About 4,100 pages of the war poet's personal archive have been digitised for the Cambridge University Library project, which aims to highlight the horrors of the First World War.
They include draft copies of his Soldier's Declaration as well as poetry, prose and sketches.
Sassoon served on the Western Front but was sent to Craiglockhart War Hospital in Edinburgh in 1917 for speaking out against the war.
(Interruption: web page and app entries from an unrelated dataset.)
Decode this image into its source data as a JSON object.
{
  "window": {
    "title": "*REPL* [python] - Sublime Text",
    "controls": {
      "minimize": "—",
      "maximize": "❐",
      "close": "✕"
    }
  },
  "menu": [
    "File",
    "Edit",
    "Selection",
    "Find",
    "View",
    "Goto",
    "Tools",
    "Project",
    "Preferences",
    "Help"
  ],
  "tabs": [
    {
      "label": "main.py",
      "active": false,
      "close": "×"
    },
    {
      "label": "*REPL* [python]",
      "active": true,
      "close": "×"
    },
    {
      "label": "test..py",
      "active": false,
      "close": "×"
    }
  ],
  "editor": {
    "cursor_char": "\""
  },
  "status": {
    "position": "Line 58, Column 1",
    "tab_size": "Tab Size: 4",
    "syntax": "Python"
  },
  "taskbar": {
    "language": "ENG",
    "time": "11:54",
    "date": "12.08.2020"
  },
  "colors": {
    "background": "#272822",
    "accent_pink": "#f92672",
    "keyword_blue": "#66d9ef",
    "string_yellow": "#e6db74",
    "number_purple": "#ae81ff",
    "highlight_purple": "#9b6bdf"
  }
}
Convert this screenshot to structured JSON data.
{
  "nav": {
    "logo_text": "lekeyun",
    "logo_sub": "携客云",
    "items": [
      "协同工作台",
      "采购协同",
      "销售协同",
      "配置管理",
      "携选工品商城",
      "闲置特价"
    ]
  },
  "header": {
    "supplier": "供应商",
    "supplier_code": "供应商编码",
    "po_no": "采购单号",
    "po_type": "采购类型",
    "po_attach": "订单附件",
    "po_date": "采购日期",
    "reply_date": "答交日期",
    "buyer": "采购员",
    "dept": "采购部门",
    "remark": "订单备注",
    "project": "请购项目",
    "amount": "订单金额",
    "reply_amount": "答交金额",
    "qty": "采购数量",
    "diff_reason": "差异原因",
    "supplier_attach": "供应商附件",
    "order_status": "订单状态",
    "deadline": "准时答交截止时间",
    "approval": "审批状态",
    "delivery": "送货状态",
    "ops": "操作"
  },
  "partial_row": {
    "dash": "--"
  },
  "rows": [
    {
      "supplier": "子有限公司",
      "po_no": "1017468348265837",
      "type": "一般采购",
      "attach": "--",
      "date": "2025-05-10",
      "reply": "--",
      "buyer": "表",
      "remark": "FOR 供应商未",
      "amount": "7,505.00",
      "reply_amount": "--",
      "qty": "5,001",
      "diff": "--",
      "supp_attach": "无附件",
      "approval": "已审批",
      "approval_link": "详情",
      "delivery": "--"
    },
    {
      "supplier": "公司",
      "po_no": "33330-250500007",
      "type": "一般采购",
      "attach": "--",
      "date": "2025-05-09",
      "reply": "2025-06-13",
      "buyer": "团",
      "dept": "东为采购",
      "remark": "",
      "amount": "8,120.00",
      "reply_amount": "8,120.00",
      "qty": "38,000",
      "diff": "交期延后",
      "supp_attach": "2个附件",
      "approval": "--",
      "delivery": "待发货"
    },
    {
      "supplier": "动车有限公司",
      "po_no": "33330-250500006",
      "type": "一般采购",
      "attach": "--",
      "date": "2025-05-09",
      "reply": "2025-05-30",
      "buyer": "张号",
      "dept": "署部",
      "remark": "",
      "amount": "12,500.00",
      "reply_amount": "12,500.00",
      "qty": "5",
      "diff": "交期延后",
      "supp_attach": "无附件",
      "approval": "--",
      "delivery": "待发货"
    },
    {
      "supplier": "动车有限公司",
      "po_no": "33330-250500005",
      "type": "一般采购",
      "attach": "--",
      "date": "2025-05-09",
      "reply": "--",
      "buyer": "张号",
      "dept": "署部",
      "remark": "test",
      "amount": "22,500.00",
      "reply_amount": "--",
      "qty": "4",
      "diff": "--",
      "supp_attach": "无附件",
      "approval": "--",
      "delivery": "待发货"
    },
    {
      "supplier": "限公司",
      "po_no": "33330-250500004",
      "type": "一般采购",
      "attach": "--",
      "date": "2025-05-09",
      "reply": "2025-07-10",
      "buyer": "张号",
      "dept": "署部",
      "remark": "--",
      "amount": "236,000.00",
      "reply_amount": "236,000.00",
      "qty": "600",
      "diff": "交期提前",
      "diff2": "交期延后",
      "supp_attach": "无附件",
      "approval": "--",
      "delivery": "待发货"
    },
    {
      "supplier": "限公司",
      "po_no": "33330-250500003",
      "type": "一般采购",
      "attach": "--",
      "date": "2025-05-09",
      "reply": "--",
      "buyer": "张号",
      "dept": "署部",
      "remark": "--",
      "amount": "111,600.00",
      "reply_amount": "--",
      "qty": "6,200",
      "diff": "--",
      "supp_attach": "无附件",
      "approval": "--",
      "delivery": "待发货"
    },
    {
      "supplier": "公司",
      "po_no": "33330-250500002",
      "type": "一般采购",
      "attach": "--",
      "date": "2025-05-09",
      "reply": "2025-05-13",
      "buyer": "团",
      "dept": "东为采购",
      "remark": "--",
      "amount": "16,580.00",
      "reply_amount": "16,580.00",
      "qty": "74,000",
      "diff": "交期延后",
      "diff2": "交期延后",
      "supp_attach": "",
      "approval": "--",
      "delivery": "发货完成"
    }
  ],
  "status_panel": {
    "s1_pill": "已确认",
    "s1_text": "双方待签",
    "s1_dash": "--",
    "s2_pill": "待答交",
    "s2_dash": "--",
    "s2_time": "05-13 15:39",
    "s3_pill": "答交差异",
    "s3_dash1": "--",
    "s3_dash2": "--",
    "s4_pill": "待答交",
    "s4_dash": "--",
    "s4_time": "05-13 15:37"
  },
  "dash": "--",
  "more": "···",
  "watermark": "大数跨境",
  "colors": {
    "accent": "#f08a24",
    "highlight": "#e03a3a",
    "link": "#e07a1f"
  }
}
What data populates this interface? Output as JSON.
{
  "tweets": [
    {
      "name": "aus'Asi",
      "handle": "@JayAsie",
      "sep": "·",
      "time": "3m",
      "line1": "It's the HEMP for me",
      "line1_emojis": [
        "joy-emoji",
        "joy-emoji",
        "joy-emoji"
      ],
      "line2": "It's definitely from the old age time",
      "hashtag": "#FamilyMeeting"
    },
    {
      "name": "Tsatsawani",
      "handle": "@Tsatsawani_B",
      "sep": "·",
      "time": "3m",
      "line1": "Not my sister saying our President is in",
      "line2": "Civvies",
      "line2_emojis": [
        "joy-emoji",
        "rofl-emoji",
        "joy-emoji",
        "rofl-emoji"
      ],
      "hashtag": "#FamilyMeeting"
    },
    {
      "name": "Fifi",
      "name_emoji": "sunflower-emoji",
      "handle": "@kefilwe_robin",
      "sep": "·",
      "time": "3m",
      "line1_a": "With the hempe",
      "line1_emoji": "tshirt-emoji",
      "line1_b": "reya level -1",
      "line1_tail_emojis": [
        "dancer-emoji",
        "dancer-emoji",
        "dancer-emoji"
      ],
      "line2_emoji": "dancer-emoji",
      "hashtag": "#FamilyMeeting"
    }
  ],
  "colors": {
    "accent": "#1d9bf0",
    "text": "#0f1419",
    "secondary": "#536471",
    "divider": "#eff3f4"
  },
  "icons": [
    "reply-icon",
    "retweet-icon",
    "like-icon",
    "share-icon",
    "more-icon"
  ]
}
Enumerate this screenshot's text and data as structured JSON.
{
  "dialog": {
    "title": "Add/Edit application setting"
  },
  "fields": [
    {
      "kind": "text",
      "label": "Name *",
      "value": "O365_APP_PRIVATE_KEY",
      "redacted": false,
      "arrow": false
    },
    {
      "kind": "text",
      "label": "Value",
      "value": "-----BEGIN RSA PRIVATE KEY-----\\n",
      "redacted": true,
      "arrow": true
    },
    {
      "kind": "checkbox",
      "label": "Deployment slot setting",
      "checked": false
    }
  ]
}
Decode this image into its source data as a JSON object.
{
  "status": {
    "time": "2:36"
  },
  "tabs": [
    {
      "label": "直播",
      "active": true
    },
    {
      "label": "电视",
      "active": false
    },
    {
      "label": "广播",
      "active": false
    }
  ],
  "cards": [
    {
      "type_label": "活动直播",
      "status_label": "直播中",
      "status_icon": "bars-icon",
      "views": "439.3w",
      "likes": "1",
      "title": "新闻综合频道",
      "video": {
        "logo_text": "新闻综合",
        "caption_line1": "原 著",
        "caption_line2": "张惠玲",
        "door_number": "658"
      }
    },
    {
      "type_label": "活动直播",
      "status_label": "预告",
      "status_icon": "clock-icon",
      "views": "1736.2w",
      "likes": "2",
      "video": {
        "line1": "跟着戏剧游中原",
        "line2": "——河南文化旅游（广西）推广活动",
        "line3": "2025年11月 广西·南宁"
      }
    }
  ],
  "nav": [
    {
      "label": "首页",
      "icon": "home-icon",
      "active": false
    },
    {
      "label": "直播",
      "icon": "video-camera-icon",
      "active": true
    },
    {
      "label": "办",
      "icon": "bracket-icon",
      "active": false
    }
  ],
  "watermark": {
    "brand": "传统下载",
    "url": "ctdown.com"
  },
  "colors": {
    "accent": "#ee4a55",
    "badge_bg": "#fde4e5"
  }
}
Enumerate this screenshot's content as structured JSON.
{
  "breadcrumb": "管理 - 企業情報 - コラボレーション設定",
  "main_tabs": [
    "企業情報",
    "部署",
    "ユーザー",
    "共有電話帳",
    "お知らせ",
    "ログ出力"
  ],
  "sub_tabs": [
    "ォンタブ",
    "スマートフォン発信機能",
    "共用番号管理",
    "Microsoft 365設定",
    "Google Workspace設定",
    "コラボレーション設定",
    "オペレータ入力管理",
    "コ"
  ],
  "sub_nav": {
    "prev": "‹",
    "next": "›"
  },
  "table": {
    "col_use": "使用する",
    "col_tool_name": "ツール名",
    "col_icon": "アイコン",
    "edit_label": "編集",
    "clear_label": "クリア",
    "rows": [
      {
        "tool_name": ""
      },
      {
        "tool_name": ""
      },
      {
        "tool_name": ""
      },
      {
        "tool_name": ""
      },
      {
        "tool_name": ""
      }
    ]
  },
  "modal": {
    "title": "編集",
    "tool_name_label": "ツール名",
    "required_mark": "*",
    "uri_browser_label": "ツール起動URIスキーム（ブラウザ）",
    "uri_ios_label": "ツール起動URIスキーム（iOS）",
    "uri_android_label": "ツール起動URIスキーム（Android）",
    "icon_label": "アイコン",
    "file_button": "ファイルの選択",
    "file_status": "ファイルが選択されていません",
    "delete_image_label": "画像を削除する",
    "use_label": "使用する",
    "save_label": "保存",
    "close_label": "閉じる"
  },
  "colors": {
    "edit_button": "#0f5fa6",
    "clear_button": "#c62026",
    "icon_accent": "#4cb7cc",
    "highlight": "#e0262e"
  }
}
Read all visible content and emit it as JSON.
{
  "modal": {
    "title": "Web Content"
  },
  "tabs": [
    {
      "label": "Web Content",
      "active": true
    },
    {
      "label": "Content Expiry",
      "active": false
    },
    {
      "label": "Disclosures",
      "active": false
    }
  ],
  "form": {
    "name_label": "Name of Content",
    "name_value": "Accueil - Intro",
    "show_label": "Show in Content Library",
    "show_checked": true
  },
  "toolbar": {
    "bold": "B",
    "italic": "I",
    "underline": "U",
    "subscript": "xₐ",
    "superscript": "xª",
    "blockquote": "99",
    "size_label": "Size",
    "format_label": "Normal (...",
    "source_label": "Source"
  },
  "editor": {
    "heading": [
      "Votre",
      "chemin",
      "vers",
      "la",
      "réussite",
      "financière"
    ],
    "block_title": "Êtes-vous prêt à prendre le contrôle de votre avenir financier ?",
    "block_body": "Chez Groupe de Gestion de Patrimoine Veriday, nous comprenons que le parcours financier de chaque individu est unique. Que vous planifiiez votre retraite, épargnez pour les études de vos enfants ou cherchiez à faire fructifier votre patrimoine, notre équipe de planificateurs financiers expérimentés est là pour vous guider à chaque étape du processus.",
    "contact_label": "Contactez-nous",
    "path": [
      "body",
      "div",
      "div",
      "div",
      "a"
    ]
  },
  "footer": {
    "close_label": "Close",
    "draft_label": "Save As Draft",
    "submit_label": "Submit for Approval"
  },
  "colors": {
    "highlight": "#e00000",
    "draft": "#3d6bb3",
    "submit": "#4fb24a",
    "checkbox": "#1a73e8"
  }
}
He was declared unfit for service due to apparent shell-shock and was sent to the hospital to convalesce, famously meeting fellow poet Wilfred Owen there.
He later returned to the frontline.
The poems include previously unpublished material along with early drafts of some of Sassoon's best-known works including an early version of The Dug-Out with an additional, excised verse.
The notebooks were small enough to be carried in the pocket of his army tunic, and he used them to draft poetry, make pencil or ink sketches, list members of his battalion and their fates.
Cambridge University librarian Anne Jarvis said: "The Sassoon archive is a collection of towering importance, not just to historians, but to anyone seeking to understand the horror, bravery and futility of the First World War as experienced by those on the frontlines and in the trenches."
lSee Monday's Herald for a 28-page First World War supplement.